See also


  1. ^ The chuckles and vocal dialogue in Wizards with "Ellinore" sound similar to those for "Miss America" (and "Marrigold") in Coonskin.


  1. ^ "Coonskin | Bakshi productions, Inc". Bakshi Film Studios.
  2. ^ a b c d e f g h i j k l m n o p q r s t u v Cohen, Karl F (1997). "Coonskin". Forbidden Animation: Censored Cartoons and Blacklisted Animators in America. North Carolina: McFarland & Company, Inc. pp. 84–88. ISBN 0-7864-0395-0.
  3. ^ a b c Gibson, Jon M.; McDonnell, Chris (2008). "Coonskin". Unfiltered: The Complete Ralph Bakshi. Universe Publishing. pp. 106, 108–109, 114, 127. ISBN 978-0-7893-1684-4.
  4. ^ a b c d e f g h i j k James, Darius (1995). "Rappin' with the rib-ticklin' Ralph Bakshi". That's Blaxploitation!: Roots of the Baadasssss 'Tude (Rated X by an All-Whyte Jury). St. Martin's Press. pp. 117–123. ISBN 0-312-13192-5.
  5. ^ Kanfer, Stefan (2001). Serious Business: The Art and Commerce of Animation in America from Betty Boop to Toy Story. Da Capo. p. 205. ISBN 978-0-306-80918-7.
  6. ^ a b c d Best, Tony. "Inner City Hues". Wax Poetics. Archived from the original on January 19, 2011. Retrieved April 7, 2010.
  7. ^ Puchalski, Steven (2002). "Coonskin". Slimetime: A Guide to Sleazy, Mindless Movies. Critical Vision. p. 73. ISBN 1-900486-21-0.
  8. ^ Tarantino, Quentin (2008). "Foreword". Unfiltered: The Complete Ralph Bakshi. Universe Publishing. p. 11. ISBN 978-0-7893-1684-4.
  9. ^ a b Busack, Richard von. "Here He Comes to Save the Day: An interview with Cinequest Maverick Spirit honoree Ralph Bakshi". San Jose Metro. Retrieved March 25, 2007.
  10. ^ a b c Busack, Richard von. "Monstrosious! Rudy Ray Moore and Coonskin at Cinequest: the black hero of the 1970s on the fringe". San Jose Metro. Retrieved March 25, 2007.
  11. ^ "Charles Gordone Filmography". Movies & TV Dept. The New York Times. 2015. Archived from the original on April 3, 2015. Retrieved June 10, 2007.
  12. ^ "Ralph Bakshi". CraveOnline. Archived from the original on January 19, 2013.
  13. ^ Ebert, Roger (January 1, 1975). "Review of Coonskin". Sun-Times. Chicago. Archived from the original on September 12, 2012. Retrieved March 25, 2007.
  14. ^ "Ho Rubato Un Film". YouTube.
  15. ^ "COONSKIN - Film completo in ITALIANO". YouTube.
  16. ^ Kauffmann, Stanley (1979). Before My Eyes Film Criticism & Comment. Harper & Row Publishers. p. 168.

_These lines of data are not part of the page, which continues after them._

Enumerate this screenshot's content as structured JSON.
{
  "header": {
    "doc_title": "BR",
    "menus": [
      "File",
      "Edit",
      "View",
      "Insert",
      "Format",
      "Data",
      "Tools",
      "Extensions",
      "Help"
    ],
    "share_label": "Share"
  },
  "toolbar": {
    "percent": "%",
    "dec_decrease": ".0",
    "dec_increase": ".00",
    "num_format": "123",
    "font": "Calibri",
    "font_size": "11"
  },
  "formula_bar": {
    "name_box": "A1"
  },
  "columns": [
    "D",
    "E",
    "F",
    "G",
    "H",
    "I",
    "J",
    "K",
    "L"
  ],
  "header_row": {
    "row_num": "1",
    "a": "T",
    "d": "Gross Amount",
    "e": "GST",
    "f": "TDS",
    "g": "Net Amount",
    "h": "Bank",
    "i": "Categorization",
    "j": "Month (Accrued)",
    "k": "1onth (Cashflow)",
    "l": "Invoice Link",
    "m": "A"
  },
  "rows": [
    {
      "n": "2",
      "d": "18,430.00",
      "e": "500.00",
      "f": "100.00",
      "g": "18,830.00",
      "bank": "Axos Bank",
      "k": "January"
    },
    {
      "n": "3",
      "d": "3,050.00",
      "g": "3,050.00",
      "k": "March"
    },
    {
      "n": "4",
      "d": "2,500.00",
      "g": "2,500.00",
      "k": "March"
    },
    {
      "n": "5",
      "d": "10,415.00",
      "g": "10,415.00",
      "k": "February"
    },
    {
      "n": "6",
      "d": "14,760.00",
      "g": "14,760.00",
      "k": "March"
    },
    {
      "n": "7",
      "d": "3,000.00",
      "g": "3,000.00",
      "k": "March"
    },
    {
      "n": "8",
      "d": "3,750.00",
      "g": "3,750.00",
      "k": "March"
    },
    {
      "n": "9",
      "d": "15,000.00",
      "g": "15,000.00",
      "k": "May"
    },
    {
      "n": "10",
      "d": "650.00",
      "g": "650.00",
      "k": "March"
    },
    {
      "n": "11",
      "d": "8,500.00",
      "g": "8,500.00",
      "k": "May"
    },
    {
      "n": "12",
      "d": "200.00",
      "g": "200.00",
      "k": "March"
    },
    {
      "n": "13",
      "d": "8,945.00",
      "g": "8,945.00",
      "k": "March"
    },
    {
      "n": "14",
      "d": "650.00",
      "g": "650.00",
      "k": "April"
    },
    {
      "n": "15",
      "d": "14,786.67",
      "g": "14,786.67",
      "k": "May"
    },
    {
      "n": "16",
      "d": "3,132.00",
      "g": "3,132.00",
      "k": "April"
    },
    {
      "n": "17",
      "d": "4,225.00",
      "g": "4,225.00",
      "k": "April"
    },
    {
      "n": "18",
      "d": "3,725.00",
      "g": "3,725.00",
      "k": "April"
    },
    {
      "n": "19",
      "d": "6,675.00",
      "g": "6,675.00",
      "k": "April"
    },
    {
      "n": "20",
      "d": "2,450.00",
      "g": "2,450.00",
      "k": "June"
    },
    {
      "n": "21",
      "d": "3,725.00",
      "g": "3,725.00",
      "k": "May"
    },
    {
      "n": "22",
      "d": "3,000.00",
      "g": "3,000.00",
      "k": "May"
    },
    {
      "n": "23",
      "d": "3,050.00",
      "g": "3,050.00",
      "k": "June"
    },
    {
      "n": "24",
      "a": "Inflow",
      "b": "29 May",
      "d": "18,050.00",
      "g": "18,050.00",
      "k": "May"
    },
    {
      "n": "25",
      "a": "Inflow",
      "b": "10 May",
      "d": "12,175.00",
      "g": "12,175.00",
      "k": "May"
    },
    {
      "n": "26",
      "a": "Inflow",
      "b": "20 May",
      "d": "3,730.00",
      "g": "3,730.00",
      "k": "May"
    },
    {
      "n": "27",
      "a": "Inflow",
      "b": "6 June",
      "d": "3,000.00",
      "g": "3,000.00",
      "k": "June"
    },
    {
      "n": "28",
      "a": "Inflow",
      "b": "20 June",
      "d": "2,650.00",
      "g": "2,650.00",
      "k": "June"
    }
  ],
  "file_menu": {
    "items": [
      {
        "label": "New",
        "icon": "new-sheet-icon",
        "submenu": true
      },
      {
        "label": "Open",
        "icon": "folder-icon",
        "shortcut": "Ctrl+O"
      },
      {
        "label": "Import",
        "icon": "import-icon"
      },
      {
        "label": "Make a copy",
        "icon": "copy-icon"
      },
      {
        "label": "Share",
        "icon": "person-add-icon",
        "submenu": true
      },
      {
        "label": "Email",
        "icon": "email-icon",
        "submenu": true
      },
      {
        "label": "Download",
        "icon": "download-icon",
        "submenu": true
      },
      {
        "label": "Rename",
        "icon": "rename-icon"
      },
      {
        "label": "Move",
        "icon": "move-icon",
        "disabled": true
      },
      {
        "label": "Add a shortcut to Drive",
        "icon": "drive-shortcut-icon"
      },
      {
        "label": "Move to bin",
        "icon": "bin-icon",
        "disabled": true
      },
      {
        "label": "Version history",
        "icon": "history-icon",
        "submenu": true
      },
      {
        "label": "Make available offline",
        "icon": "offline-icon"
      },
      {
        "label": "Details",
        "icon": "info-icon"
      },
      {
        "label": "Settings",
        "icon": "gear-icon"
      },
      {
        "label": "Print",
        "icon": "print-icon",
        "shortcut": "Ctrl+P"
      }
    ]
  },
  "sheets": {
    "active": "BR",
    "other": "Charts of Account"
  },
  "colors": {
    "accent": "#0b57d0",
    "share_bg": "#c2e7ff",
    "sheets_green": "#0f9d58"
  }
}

  17. ^ "Top 100 Animated Features of All Time". Online Film Critics Society. March 4, 2003. Retrieved January 16, 2023.
  18. ^ a b Solomon, Charles (1989), p. 275. Enchanted Drawings: The History of Animation. ISBN 0-394-54684-9. New York City: Alfred A. Knopf. Accessed March 17, 2008.
  19. ^ "Disc News: Coonskin Finally Coming To DVD". Inside Pulse. August 4, 2010. Retrieved May 17, 2011.
  20. ^ "Video: Trickle Dickle Down, Ralph Bakshi's New Short". Bleeding Cool. Retrieved September 15, 2012.